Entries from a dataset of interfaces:
· · ·

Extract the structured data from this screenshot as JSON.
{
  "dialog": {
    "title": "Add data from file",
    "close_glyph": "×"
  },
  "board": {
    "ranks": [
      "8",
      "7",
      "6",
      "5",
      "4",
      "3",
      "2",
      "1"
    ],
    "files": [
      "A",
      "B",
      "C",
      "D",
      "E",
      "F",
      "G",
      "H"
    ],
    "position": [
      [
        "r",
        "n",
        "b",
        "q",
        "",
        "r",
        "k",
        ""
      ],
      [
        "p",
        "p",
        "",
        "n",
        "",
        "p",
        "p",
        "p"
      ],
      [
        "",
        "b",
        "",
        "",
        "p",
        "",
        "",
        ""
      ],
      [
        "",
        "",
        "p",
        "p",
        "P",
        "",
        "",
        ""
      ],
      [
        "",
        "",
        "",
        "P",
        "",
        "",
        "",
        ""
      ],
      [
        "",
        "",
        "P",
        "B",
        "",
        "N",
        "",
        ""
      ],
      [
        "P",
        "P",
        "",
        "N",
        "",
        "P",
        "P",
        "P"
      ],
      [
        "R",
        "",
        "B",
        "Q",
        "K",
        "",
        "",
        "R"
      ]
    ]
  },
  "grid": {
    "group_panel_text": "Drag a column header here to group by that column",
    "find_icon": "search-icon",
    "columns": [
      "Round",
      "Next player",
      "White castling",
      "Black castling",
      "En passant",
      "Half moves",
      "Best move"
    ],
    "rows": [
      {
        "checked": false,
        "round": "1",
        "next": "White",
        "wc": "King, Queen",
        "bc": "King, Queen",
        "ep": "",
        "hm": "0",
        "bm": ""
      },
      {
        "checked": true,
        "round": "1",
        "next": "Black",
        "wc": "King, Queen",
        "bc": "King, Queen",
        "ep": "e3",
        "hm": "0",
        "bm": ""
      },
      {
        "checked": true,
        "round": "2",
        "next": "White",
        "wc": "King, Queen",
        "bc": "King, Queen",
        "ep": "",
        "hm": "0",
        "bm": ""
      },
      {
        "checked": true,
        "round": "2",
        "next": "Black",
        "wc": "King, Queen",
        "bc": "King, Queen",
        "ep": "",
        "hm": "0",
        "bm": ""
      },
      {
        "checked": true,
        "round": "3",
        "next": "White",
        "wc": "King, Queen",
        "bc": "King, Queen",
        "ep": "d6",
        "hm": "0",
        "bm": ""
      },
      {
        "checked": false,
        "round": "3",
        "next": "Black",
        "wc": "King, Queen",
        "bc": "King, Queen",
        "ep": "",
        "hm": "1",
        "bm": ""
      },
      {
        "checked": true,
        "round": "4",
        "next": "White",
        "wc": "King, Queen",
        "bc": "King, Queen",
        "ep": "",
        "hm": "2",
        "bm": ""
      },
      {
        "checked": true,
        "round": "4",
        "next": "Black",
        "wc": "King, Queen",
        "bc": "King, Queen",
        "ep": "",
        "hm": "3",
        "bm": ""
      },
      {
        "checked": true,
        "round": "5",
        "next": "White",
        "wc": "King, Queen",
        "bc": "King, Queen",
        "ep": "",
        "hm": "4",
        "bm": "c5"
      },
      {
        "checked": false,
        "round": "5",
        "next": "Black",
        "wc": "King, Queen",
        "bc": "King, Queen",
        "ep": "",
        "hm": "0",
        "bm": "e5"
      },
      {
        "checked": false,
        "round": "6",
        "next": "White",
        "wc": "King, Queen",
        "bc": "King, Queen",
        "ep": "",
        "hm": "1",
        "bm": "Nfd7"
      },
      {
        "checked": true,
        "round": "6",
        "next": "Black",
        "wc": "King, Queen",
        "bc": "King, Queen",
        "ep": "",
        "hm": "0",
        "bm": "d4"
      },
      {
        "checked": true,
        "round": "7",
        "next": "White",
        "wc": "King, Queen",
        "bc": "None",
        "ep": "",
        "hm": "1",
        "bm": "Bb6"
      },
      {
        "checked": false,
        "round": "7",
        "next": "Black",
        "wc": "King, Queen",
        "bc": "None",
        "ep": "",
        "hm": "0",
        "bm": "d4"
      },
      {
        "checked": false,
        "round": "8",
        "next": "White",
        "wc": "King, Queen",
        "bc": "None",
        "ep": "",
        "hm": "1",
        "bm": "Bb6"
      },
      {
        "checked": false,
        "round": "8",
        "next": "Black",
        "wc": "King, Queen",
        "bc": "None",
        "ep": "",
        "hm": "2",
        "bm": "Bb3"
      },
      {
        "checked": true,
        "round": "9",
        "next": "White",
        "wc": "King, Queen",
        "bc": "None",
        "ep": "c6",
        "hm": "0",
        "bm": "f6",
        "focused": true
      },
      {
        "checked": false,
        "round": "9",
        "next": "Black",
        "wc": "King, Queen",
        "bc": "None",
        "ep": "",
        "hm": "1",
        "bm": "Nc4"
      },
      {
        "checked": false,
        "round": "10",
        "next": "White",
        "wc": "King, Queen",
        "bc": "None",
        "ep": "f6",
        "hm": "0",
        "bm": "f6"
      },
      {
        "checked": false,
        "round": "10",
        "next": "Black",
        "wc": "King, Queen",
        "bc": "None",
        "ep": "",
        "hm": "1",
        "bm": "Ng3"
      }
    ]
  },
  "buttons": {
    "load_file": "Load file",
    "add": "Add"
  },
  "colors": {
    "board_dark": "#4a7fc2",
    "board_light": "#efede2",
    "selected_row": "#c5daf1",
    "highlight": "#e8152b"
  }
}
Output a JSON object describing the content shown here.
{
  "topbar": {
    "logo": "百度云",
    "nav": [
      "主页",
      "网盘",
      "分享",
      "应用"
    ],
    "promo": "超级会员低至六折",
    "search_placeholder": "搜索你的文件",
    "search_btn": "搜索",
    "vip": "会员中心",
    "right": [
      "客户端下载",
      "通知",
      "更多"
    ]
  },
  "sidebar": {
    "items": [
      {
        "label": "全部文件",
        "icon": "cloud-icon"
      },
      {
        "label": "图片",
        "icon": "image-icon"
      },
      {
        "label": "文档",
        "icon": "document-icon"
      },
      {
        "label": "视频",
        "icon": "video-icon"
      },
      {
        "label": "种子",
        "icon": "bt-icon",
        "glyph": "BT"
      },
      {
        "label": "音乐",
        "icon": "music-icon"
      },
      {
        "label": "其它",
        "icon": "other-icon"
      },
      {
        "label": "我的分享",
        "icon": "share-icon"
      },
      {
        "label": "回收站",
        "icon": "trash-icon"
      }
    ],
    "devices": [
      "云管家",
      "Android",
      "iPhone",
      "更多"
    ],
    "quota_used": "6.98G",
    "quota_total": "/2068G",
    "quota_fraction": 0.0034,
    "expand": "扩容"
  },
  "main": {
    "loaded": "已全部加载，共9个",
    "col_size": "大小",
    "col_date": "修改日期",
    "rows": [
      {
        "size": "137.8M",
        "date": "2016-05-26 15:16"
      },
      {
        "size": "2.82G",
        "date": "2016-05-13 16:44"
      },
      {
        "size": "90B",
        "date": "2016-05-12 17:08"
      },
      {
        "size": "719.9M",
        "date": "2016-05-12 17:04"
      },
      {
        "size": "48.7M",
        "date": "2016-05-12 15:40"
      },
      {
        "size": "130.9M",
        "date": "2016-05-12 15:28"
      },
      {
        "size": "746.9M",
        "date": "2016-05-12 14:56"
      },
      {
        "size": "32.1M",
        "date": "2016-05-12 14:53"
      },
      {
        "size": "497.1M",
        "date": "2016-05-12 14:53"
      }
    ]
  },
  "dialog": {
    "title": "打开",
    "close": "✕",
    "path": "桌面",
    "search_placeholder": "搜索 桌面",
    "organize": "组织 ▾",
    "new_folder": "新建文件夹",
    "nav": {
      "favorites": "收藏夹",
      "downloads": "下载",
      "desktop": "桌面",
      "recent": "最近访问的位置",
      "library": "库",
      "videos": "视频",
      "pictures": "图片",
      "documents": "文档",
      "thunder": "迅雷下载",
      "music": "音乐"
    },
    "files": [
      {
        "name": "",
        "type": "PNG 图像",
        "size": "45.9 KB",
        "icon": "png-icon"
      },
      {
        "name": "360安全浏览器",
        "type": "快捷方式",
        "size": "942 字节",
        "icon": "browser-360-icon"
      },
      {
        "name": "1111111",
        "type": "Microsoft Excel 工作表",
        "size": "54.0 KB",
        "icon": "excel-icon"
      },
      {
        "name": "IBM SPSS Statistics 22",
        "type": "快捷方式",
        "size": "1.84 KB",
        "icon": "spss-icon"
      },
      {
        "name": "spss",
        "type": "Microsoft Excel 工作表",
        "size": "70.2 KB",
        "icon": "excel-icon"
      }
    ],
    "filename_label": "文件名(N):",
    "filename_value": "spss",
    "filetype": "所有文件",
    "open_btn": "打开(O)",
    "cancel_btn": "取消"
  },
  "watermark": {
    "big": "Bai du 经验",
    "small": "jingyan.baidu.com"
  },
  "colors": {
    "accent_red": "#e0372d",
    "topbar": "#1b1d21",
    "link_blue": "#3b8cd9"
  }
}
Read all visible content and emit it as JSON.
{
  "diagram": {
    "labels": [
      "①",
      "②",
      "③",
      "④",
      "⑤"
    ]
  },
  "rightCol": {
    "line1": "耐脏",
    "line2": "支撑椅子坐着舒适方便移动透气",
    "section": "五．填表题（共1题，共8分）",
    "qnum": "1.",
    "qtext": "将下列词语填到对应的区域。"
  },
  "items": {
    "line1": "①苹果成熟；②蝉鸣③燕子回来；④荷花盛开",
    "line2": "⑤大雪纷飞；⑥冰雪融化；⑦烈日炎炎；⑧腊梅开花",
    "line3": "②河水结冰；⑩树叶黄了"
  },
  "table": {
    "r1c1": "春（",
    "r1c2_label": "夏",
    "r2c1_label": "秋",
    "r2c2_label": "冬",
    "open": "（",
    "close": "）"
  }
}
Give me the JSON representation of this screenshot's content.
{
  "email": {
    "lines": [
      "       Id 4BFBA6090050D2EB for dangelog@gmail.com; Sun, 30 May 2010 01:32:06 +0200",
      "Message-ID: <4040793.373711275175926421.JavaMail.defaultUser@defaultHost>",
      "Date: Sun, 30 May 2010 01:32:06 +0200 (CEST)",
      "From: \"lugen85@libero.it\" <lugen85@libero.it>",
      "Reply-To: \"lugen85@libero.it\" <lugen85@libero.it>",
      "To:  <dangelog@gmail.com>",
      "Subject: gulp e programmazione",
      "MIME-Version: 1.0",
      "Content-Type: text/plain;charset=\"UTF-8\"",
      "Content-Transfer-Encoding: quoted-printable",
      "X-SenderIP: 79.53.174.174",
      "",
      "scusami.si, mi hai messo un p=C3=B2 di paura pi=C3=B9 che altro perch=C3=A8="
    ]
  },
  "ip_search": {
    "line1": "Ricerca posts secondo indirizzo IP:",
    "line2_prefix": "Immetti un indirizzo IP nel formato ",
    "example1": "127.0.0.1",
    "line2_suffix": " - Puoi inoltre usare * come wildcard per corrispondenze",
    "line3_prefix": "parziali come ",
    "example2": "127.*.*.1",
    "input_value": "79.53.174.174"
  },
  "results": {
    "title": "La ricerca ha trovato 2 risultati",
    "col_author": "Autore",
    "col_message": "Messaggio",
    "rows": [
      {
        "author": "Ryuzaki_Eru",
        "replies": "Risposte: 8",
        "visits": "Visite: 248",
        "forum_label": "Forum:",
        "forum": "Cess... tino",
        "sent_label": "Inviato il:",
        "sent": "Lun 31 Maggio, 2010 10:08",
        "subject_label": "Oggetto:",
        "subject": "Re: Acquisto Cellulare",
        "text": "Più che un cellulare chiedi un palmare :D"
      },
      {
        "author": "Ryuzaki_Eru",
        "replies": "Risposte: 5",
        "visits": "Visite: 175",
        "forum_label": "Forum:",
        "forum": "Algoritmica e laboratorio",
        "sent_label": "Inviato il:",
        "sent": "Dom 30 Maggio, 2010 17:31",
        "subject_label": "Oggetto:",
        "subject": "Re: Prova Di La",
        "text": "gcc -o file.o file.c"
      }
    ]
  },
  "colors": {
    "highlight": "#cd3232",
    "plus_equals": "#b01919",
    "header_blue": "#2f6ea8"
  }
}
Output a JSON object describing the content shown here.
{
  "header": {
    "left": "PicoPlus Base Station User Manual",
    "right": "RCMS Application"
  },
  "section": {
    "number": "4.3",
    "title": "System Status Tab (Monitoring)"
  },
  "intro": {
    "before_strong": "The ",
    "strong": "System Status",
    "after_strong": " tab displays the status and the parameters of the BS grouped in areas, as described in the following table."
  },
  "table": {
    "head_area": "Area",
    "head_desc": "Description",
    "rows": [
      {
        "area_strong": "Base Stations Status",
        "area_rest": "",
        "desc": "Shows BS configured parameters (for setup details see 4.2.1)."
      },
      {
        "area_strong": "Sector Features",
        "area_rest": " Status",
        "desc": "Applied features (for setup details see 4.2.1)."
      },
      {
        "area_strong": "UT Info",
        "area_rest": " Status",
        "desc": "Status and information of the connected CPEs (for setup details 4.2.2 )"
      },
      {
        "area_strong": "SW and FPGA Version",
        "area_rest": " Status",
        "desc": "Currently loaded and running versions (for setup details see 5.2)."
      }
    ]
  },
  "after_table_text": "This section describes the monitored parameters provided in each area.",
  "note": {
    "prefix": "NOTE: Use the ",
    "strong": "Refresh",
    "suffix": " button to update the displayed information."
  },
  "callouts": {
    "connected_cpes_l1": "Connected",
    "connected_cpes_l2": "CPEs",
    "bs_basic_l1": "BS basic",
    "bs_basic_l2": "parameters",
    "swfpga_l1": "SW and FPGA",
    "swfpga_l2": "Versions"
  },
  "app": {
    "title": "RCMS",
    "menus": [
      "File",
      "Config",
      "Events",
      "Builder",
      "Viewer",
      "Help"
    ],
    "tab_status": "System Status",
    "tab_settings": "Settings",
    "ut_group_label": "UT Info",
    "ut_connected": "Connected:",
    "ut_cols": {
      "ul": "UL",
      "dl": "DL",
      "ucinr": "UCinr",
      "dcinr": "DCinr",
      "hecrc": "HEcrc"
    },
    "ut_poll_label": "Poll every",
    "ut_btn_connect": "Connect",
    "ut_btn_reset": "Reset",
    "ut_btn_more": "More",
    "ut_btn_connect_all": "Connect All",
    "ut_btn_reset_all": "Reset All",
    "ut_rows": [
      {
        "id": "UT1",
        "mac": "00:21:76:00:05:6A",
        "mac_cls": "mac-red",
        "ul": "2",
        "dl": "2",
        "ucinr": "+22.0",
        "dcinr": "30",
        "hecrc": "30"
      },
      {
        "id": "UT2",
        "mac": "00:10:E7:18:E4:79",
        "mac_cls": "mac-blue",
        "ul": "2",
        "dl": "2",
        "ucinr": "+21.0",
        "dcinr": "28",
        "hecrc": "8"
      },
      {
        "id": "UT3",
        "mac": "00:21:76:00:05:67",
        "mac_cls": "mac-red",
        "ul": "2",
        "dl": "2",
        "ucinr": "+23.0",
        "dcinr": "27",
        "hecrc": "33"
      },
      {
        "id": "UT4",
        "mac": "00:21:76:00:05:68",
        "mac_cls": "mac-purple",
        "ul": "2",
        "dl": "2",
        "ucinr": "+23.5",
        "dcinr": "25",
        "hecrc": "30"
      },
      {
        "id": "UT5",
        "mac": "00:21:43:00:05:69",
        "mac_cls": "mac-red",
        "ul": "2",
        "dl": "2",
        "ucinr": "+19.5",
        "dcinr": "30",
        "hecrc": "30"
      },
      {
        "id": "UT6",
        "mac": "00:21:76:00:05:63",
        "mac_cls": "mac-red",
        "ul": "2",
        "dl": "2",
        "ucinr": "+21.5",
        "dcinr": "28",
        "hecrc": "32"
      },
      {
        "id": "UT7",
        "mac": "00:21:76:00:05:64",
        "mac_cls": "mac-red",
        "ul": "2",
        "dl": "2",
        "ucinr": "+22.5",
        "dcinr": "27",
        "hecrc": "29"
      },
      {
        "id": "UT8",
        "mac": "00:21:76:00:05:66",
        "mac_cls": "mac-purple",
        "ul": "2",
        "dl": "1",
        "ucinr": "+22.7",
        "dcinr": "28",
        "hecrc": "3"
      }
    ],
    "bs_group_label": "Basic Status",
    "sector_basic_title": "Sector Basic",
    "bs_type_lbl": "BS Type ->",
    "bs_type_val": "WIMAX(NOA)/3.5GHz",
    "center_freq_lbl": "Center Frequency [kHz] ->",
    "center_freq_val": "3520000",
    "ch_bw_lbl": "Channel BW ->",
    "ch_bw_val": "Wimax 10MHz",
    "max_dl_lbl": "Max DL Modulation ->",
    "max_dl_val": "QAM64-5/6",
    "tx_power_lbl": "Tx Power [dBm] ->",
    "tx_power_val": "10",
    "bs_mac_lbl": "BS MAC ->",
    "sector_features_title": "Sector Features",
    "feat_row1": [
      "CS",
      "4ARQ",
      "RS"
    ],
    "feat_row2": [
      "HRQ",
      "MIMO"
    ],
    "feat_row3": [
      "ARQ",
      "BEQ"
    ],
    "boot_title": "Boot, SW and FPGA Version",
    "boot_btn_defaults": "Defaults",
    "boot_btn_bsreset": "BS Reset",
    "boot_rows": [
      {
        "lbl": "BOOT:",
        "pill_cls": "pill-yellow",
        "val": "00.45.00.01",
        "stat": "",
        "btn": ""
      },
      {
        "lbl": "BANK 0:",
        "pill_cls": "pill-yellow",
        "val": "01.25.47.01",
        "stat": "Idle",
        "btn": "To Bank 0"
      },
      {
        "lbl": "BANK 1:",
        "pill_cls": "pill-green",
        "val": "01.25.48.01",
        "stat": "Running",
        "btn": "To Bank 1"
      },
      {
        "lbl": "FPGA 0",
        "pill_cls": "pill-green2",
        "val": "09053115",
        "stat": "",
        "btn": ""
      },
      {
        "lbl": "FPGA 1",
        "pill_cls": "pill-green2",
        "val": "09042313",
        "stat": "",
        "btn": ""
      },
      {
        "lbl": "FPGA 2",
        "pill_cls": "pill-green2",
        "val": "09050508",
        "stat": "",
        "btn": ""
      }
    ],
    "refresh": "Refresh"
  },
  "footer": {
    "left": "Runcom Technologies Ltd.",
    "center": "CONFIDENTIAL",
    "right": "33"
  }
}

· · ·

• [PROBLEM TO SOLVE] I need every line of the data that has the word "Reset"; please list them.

• [COMPLETED EXERCISE]
    "ut_btn_reset": "Reset",
    "ut_btn_reset_all": "Reset All",
    "boot_btn_bsreset": "BS Reset",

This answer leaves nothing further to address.